— WORK INSTRUCTIONS —
What lines in the data hold the string "Holiday"? Show them.

— DATA SECTION —

----

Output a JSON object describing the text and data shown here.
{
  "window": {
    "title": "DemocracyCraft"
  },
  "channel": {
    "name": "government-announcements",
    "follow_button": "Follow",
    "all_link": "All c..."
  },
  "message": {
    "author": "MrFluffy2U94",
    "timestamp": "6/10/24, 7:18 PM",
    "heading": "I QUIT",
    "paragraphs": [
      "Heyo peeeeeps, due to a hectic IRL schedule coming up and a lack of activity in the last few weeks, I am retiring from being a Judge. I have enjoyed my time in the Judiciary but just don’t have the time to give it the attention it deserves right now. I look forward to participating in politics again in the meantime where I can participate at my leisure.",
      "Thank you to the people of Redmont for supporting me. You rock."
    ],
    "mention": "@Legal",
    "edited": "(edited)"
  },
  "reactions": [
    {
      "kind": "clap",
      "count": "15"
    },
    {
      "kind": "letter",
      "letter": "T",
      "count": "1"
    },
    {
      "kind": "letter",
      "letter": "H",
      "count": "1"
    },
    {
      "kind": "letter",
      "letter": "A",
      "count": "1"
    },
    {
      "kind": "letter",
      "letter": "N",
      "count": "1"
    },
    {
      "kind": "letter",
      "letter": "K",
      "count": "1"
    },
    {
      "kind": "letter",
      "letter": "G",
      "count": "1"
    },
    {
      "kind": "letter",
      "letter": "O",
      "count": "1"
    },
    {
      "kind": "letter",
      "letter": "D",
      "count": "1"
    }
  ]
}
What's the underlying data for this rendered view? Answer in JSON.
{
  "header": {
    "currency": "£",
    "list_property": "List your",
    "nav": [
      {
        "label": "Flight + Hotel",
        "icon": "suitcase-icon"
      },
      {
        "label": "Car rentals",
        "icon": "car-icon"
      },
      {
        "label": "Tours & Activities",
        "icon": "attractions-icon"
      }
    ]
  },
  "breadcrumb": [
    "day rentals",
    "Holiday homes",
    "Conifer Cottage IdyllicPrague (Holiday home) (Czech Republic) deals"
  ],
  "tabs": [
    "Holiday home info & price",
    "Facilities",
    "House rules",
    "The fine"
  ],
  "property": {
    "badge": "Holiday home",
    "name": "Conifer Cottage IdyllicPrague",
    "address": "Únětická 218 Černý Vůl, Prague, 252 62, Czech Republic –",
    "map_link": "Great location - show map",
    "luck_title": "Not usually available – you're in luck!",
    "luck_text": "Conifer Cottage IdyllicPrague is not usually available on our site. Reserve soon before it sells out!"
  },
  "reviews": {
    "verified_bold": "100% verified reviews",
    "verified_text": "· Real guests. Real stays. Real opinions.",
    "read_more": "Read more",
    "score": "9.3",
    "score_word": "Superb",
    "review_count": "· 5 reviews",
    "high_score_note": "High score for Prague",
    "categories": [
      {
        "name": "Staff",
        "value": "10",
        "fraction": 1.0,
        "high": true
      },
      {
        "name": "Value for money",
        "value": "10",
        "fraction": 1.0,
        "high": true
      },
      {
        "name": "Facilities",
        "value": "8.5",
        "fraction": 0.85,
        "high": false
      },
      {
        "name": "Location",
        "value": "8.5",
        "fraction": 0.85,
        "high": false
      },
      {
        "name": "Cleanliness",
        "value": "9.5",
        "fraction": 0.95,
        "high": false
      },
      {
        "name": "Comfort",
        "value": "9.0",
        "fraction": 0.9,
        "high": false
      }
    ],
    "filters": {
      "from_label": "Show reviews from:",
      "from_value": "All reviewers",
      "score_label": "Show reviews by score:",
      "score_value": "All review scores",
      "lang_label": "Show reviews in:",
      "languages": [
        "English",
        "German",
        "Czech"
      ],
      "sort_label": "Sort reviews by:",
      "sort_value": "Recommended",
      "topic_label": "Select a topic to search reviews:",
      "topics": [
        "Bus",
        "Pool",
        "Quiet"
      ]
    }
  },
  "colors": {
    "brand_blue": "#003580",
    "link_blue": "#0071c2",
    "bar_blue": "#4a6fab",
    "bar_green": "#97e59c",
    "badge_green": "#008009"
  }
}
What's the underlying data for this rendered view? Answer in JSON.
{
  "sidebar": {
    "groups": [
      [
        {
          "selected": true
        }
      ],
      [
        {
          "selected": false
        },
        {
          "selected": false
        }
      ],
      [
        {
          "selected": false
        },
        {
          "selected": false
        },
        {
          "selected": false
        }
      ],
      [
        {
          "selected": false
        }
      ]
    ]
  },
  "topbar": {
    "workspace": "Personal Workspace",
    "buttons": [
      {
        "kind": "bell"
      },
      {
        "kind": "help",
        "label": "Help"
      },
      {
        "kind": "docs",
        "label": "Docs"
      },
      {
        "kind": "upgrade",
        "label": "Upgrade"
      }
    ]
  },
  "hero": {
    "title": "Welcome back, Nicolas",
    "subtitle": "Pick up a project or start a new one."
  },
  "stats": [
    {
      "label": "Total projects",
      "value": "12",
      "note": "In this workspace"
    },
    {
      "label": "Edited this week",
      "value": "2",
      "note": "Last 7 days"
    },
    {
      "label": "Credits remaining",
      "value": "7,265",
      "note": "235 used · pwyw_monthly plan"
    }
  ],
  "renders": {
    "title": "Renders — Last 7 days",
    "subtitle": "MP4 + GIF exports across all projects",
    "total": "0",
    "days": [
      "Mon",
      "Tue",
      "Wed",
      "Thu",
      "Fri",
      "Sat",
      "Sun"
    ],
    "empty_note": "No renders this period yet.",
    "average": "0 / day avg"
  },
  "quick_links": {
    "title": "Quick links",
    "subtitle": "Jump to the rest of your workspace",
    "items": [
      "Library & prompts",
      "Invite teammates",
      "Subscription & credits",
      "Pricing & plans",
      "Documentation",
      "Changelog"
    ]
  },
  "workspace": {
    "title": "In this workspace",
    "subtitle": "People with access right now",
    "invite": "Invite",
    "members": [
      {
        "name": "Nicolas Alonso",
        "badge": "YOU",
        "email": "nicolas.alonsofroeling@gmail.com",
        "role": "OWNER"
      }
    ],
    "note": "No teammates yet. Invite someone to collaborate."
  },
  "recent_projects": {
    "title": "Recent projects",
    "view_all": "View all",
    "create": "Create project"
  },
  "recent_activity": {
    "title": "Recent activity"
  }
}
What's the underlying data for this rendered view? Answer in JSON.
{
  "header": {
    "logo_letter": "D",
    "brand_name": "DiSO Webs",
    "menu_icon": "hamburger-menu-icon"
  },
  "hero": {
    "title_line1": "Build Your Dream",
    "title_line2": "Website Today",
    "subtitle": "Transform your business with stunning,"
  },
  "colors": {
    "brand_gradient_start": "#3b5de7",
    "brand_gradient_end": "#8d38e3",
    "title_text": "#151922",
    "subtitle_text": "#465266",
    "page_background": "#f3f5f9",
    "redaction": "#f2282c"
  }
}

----

— EXERCISE SOLUTION —
    "Holiday homes",
    "Conifer Cottage IdyllicPrague (Holiday home) (Czech Republic) deals"
    "Holiday home info & price",
    "badge": "Holiday home",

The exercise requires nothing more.